Two of the most common holly plants are the American holly and the English holly. The holly is a distinctive evergreen plant, with glossy green, prickly scalloped leaves and bright red berries, which are not actual berries. The holly berry is a fruit with stones and is considered poisonous. While the berry is poisonous, Native Americans once boiled pine tops with the twigs of the holly plant to make a cough elixir.
Holly plants are a popular ornamental landscaping plant. Although its leaves are prickly, the dense nature of the plant makes it ideal for hedges and for topiaries. Strategic pruning transforms the plant into a singular tree, reaching upwards some 30 to 50 feet, or into a hedge, with a span ranging from 8 to 15 feet. Yet, it is possible for the span of the American holly plant to reach 40 feet wide. It is a slow-growing plant and tolerates sea spray when planted along coastal regions. The red berries, which appear on the female plant, attract birds.
During the winter holidays a number of plants become favorites for decorating and inspiring the holiday spirit; these include the pine tree, poinsettia, mistletoe and the holly plant. Sprigs of holly provide holiday accents for floral arrangements and a festive dressing for the fireplace mantle or dining room table. Craft holly into wreaths or boughs, or use clippings from the plant to brighten the base of candle holders. When fashioned into a ring, the holly becomes festive headwear. The holly is a willing model for the artist drawing Christmas cards or painting holiday windows. Traditional Christmas postcards often feature a sprig of holly in each corner or a vine of holly around the card’s perimeter.
The wood of the holly plant has a tight grain and is extremely hard, which makes it valuable when making certain musical instruments, fine furniture and household items. If stained black, to make piano keys, it resembles African ebony wood. It provides material to make tool handles, ship models, brush and umbrella handles and fingerboards and pegs for violins.
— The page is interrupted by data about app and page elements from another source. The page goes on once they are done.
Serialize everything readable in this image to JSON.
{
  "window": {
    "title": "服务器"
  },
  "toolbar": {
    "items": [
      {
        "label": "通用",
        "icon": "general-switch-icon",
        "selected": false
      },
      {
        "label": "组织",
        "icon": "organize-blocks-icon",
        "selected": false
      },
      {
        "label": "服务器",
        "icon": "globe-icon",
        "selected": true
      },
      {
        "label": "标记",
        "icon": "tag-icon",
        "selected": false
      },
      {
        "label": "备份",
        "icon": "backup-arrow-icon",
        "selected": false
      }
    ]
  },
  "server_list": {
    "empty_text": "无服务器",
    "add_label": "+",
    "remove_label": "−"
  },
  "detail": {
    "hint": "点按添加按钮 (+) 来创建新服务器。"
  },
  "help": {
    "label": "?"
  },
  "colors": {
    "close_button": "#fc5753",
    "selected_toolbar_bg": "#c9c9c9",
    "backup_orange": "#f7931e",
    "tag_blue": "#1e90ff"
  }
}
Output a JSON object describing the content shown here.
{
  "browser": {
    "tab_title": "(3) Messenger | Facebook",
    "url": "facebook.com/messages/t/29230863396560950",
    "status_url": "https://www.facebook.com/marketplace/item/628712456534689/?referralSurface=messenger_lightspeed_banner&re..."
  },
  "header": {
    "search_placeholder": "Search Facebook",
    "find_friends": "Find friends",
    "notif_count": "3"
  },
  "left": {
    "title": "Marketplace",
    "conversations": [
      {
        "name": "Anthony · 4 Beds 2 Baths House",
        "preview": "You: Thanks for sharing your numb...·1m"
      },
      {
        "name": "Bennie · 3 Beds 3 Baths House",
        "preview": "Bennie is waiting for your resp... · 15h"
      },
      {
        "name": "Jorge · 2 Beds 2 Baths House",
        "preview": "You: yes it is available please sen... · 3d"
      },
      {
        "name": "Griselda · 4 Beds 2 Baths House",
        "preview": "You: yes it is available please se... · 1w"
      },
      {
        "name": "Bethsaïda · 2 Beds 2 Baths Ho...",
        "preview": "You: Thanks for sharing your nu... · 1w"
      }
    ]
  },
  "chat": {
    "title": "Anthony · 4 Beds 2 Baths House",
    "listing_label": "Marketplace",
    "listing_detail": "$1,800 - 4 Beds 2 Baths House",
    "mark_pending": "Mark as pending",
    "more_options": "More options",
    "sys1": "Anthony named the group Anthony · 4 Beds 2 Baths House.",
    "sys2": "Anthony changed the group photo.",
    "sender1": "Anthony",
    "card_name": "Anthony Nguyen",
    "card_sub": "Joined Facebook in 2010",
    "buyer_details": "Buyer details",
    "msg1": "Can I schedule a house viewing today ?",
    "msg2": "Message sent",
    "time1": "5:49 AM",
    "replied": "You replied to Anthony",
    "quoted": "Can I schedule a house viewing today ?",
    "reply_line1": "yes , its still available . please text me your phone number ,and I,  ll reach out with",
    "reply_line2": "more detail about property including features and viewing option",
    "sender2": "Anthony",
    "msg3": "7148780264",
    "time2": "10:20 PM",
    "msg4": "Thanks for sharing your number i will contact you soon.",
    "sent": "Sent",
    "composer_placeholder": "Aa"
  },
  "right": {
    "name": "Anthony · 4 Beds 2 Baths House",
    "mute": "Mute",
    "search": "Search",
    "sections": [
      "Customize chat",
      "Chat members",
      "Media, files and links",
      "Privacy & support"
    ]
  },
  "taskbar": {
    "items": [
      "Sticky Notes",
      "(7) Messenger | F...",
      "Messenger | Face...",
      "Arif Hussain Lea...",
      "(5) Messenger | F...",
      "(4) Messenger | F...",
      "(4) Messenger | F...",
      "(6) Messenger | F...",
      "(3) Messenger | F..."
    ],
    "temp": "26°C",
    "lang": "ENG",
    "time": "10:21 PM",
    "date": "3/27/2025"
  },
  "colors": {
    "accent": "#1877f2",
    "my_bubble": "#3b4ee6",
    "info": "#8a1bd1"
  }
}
Wood block engraving, woodturning and inlay projects utilize wood from the holly plant. As a veneer, it creates a fine finish for furniture.